Apple Podcasts is getting a subscription-based makeover.
At the company’s Spring Loaded event, Apple CEO Tim Cook announced Apple Podcasts Subscriptions, a premium podcast subscription service set to bring early access and ad-free listening to subscribers from May.
Cut to the chase
- What is it? A creator-led subscription service for Apple Podcasts
- When is it out? Sometime in May
- What will it cost? Pricing dependant on creators
Release date and price
We had been expecting the arrival of a premium Apple Podcasts service for some time, and after months of rumors, it came as no surprise to see it officially confirmed at the company’s latest announcement event.
During the livestream, Tim Cook confirmed Apple Podcasts Subscriptions will become available for Apple users sometime in May.
Rather than being a blanket subscription, the service will allow listeners to subscribe to individual content creators, who will set the pricing for their respective premium offerings (starting at ¢49 – likely around 50p – per month).
Subscriptions will be billed monthly by default, though creators can offer annual billing if they so choose, which subscribers will be able to manage from their Apple ID account settings. Free trials and sample episodes will also become available.
Through Family Sharing, up to six family members will be able to share a subscription.
What is it?
Apple Podcasts Subscriptions is a new Apple Podcasts service that will bring early access, exclusive content and ad-free listening to subscribers, curated by creators.
As above, it won’t arrive as a blanket subscription, but will instead offer listeners the option to subscribe to specific content creators, who will each determine their level of premium offering.
Apple says listeners will be able to enjoy premium subscriptions from independent creators, studios and media brands, including NPR, the LA Times, The Athletic, Sony Music Entertainment and more.
This doesn’t mean you’re going to have to pay for the podcasts you already know and love all of a sudden, mind – over a million of which are available for free via Apple’s dedicated Podcasts app – rather the service will be an optional extra for users.
Tim Cook also confirmed a new design is heading to the Podcasts app, with shows and episodes getting special pages, alongside the introduction of channels, which are groups of shows curated by creators with unique titles, descriptions and artwork.
Just as you can with shows, you’ll be able to browse free channels, which Apple says will make it easy to find more podcasts from your favorite creators, as well as paid channels that provide additional benefits for subscribers. The redesigned Apple Podcasts app will also feature an enhanced Search tab that provides quick access to Top Charts and categories.
These visual updates will arrive on the app via iOS 14.5, iPadOS 14.5 and macOS 11.3 software updates set to drop at the end of April.
What about the creators?
As well as offering an exciting new option for podcast listeners, Apple Podcasts Subscriptions will now give creators the opportunity to build and distribute premium content.

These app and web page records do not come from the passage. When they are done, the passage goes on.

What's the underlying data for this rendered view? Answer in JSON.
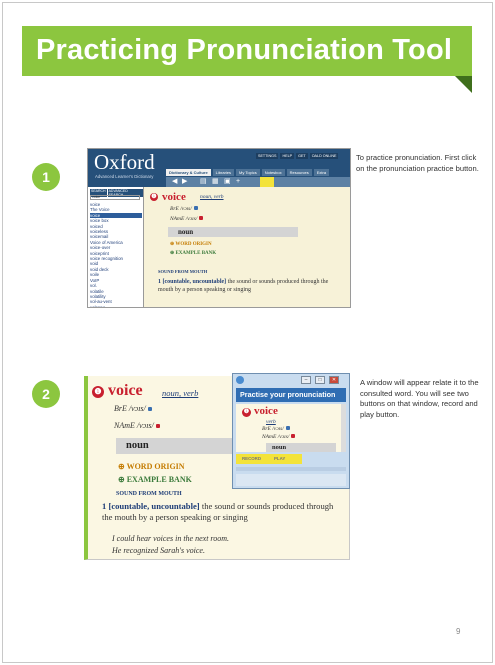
{
  "title": "Practicing Pronunciation Tool",
  "steps": [
    {
      "number": "1",
      "text": "To practice pronunciation. First click on the pronunciation practice button."
    },
    {
      "number": "2",
      "text": "A window will appear relate it to the consulted word. You will see two buttons on that window, record and play button."
    }
  ],
  "shot1": {
    "logo": "Oxford",
    "subtitle": "Advanced Learner's Dictionary",
    "menu": [
      "SETTINGS",
      "HELP",
      "GET",
      "OALD ONLINE"
    ],
    "tabs": [
      "Dictionary & Culture",
      "Libraries",
      "My Topics",
      "Notesbox",
      "Resources",
      "Extra"
    ],
    "search_tabs": [
      "SEARCH",
      "ADVANCED SEARCH"
    ],
    "search_value": "voice",
    "word_list": [
      "voice",
      "The Voice",
      "voice",
      "voice box",
      "voiced",
      "voiceless",
      "voicemail",
      "Voice of America",
      "voice-over",
      "voiceprint",
      "voice recognition",
      "void",
      "void deck",
      "voile",
      "VoIP",
      "vol.",
      "volatile",
      "volatility",
      "vol-au-vent",
      "volcano"
    ],
    "selected_index": 2
  },
  "entry": {
    "headword": "voice",
    "pos": "noun, verb",
    "bre": "BrE /vɔɪs/",
    "name": "NAmE /vɔɪs/",
    "noun": "noun",
    "word_origin": "WORD ORIGIN",
    "example_bank": "EXAMPLE BANK",
    "sense_heading": "SOUND FROM MOUTH",
    "sense_number": "1",
    "grammar": "[countable, uncountable]",
    "definition": "the sound or sounds produced through the mouth by a person speaking or singing",
    "examples": [
      "I could hear voices in the next room.",
      "He recognized Sarah's voice."
    ]
  },
  "popup": {
    "title": "Practise your pronunciation",
    "headword": "voice",
    "pos": "verb",
    "bre": "BrE /vɔɪs/",
    "name": "NAmE /vɔɪs/",
    "noun": "noun",
    "record_label": "RECORD",
    "play_label": "PLAY"
  },
  "page_number": "9"
}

The upcoming Apple Podcasts for Creators website will help creators learn more about podcasting, stay informed about the latest news and features and explore in-depth guides with best practices.
They’ll also be able to access an updated Apple Podcasts Connect dashboard, containing new features making it easier to manage shows on Apple Podcasts, including the ability to edit metadata, schedule and manage show availability, organize shows into channels, manage multiple users and learn how listeners are engaging with content through new performance metrics and visualization tools.
It’s from here that creators will be able enroll in the new Apple Podcasters Program – which will provide access to all the tools needed to build and distribute premium subscriptions on Apple Podcasts – for $19.99 (likely £19.99 / AU$25) per year.
Eagle-eyed Twitter users have dug into Apple’s terms and conditions, though, and discovered that the company will keep 30% of creators’ private podcast revenue if they decide to use the service, which will drop to 15% in their second year of enrolment.
That being said, this is the same commission scheme Apple already employs for its other subscription-based services.
Interestingly, Apple won’t require podcasters to create Apple-only exclusive shows, but the company does want creators to distinguish between the content streamed via Apple Podcasts and that which is streamed elsewhere – which suggests ad-free or content-heavier offerings will be available to those listening via Apple, rather than, say, Spotify.